    Nothing here invalidates the fact that 99.99% of children (or whatever) do not experience baldness, and neither do castrates or men with 5AR deficiency. Neither does it invalidate the fact that women undergoing sex changes and given large doses of testosterone can lose their hair in an male pattern baldness pattern. And it shouldn't obscure the fact that balding scalp has been found to have higher levels of DHT compared to hair-containing scalp.
     
  18. Armando Jose

    Armando Jose Senior Member My Regimen

    Joined:
    Feb 2, 2004
    Messages:
    2,823
    Likes Received:
    683
    Dislikes Received:
    49
    My Regimen:
    My Regimen
    My Regimen
    Yes Pondle,



    I don't want defend the idea that hormones have not a role in hair biology and hair loss.

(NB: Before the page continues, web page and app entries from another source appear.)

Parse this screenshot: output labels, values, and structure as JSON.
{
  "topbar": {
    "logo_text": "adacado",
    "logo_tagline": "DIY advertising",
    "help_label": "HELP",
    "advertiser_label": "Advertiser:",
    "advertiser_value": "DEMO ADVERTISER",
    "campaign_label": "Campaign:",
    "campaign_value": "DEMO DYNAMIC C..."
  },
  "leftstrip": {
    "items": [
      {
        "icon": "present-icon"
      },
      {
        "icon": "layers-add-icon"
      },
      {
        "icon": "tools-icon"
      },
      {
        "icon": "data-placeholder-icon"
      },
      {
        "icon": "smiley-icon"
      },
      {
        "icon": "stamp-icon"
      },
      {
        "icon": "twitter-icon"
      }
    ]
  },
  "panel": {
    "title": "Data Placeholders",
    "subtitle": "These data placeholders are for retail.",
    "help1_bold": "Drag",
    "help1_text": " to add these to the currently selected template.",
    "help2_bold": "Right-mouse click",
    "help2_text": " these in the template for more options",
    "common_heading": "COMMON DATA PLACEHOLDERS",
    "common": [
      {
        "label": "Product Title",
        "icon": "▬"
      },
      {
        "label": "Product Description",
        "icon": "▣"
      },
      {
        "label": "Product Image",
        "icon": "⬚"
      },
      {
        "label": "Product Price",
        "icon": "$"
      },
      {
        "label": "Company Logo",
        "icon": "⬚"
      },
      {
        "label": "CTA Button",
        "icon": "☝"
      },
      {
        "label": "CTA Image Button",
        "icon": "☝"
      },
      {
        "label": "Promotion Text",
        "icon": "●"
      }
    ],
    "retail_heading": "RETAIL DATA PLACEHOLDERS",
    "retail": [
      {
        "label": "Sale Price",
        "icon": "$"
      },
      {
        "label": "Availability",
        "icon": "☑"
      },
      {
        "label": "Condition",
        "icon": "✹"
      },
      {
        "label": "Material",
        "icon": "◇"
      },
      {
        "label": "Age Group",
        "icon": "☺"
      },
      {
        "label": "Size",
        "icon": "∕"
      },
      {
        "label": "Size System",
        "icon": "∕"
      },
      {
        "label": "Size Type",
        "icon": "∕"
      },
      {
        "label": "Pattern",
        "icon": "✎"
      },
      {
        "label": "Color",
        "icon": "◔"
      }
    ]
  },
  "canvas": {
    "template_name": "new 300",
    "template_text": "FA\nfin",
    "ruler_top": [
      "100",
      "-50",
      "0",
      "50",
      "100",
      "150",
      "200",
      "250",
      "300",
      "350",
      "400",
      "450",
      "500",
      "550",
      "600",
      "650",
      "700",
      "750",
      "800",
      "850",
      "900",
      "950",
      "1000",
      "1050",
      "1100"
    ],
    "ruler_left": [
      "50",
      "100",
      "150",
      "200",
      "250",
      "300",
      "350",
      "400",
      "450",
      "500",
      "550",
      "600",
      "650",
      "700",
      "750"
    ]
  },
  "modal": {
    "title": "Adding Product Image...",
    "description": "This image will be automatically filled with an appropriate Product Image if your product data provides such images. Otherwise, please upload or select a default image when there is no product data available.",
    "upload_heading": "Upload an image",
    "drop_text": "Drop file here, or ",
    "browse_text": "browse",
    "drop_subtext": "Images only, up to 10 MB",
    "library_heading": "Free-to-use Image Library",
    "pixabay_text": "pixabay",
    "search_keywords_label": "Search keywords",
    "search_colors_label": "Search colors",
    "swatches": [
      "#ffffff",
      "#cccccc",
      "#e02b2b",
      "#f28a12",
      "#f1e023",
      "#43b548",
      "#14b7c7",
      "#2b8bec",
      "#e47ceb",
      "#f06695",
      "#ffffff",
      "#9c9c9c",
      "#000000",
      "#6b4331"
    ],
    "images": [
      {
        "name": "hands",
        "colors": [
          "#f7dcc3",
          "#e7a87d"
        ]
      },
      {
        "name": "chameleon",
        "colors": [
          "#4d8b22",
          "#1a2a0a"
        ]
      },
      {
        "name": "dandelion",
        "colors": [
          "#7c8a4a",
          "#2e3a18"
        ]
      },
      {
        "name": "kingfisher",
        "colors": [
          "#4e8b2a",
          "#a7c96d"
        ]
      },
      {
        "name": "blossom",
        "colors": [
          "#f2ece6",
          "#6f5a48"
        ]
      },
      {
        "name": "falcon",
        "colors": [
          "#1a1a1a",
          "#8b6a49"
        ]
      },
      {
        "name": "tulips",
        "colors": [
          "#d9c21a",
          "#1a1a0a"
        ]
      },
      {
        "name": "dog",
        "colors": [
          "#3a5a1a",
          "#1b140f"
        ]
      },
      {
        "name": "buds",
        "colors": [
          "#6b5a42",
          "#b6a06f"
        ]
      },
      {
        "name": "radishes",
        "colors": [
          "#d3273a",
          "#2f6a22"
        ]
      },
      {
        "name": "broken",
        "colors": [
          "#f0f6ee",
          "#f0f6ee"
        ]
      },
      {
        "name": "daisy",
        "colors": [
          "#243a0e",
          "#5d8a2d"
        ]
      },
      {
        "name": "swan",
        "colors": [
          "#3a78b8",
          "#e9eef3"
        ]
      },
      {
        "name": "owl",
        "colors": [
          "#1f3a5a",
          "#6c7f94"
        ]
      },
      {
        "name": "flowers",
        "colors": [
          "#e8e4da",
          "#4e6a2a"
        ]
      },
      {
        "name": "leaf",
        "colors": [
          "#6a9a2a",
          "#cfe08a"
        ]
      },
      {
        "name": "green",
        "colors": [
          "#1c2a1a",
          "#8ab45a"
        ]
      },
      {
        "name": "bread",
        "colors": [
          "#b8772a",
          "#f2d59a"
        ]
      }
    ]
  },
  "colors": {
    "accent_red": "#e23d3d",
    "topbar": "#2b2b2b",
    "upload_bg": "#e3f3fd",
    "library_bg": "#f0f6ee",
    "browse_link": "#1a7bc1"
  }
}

I try to prove that hormones is not the initial cause of common baldness but problems with sebum flow.

    My theory also explain most of your points, and it is not so complicated than actual, by example with the pattern or the different incidence between sexes.


    Finally you say: "Neither does it invalidate the fact that women undergoing sex changes and given large doses of testosterone can lose their hair in an male pattern baldness pattern"
    Regarding this aspect, there is different results, in a example provided by Michael Barry (*) a "new" man with alopecia and other case unaffected. Curiously the bald new man have a short hair cut and the other a long hair. My explanation is simpler than androgenetic supposition.

    Armando

    (*) http://www.oprah.com/tows/slide/200509/ ... _107.jhtml
     
  19. Guest

    Guest Guest

    armando,

    u say without sebum there is no hair

    i say with armando there is no sense.

    i have a not oily scalp and lots of hair

    i also have thin hair and more of it, not thick.
     
  20. Armando Jose

    Armando Jose Senior Member My Regimen

    Joined:
    Feb 2, 2004
    Messages:
    2,823
    Likes Received:
    683
    Dislikes Received:
    49
    My Regimen:
    My Regimen
    My Regimen

Share This Page